WASHINGTON - As economic policy goes, experts say, the automatic spending cuts that kick in Friday are - to use a technical term - bone-headed.
Fortunately, the self-inflicted wound isn't going to leave a deep scar on an economy that is otherwise looking pretty good. It's a fiscal speed-bump on the road to economic recovery, which is why the stock market is nearing an all-time high despite Washington's latest display of legislative paralysis.
That's a marked change from the past two years, when budget battles rattled consumer and business confidence and triggered big selloffs.
In a Tuesday file photo, Speaker of the House John Boehner, R-Ohio, and GOP leaders meet with reporters to challenge President Obama and the Senate to avoid the automatic spending cuts, on Capitol Hill in Washington. From left to right are Rep. Lynn Jenkins, R-Kan., Rep. Cathy McMorris Rodgers, R-Wash., Speaker of the House John Boehner, R-Ohio, and House Majority Leader Eric Cantor, R-Va.
"Businesses and consumers have begun to look away from the histrionics and the battles going on in Washington," says Bernard Baumohl, chief global economist at the Economic Outlook Group. "They're beginning to realize that organic growth in the private economy is beginning to pick up speed."
From Wall Street to Main Street, Americans are too busy spending, hiring and investing to panic over Washington's latest budgetary melodrama.
They've seen this movie before. And this time, the ending doesn't scare them.
Even with Friday's trigger date for the cuts drawing near, Americans have been pouring money into the stock market. The Dow Jones industrial average has jumped nearly 8 percent this year and is approaching a record high.
Consumers are also growing more confident. And last month, orders for U.S. factory goods that reflect companies' investment plans surged by the most in more than a year. It showed that more businesses have become more upbeat about their prospects.
Only 27 percent of Americans surveyed for a Pew Research Center/USA Today poll last week said they had heard a lot about the looming spending cuts. And according to a Washington Post poll conducted late last month, less than a third of Americans said they thought the cuts would have a big impact on their own finances.
Why less concern this time?
The stakes aren't nearly as high as they were two months ago, when lawmakers engaged in a budget standoff over the so-called fiscal cliff. Economists had warned that the cliff's tax increases and spending cuts would send the economy back into recession if they remained in place for much of 2013.
By contrast, no one is talking about a recession this time, no matter what Congress does or doesn't do. The financial squeeze will be milder. And it will be delayed.
For one thing, the cuts are smaller than they seem: Actual spending will likely drop $44 billion in the budget year that ends Sept. 30, according to the Congressional Budget.

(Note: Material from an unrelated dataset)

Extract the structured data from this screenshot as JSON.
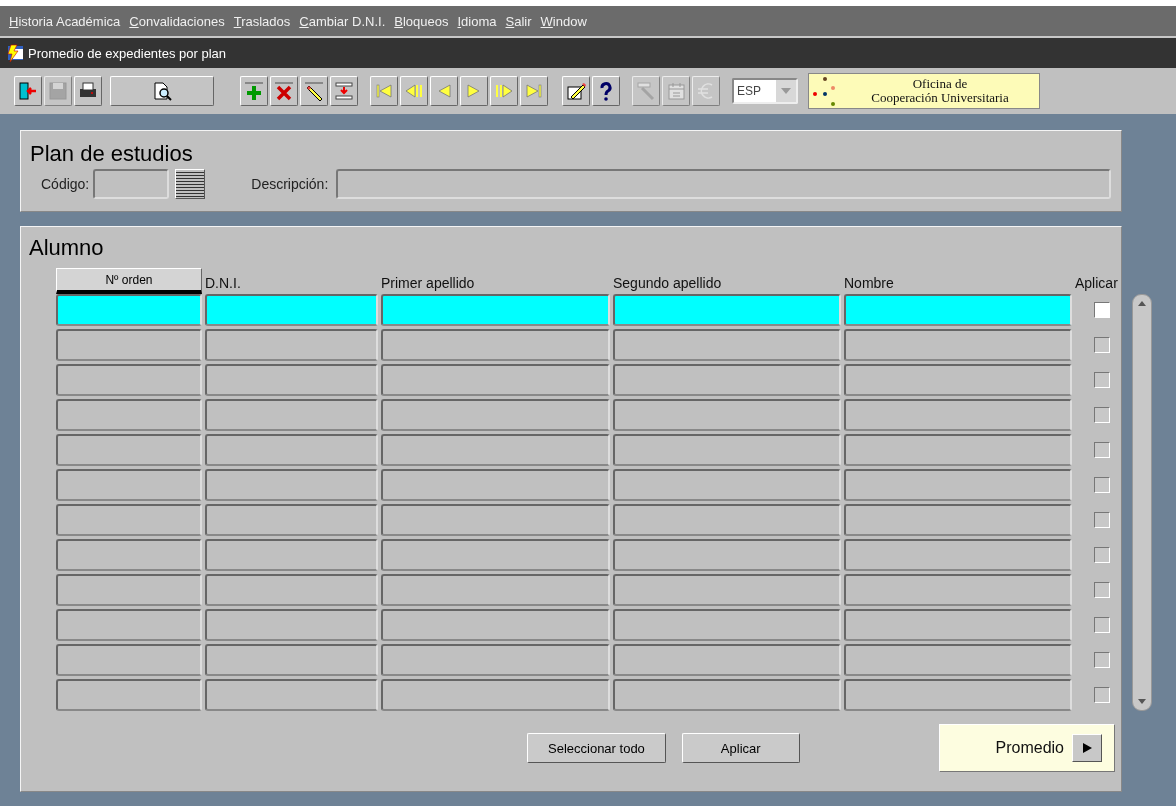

That's only slightly more than 1 percent of federal spending.
Of that, about 80 percent will come from discretionary programs, which includes everything from environmental protection to defense spending. The rest will come from Medicare and other entitlement programs.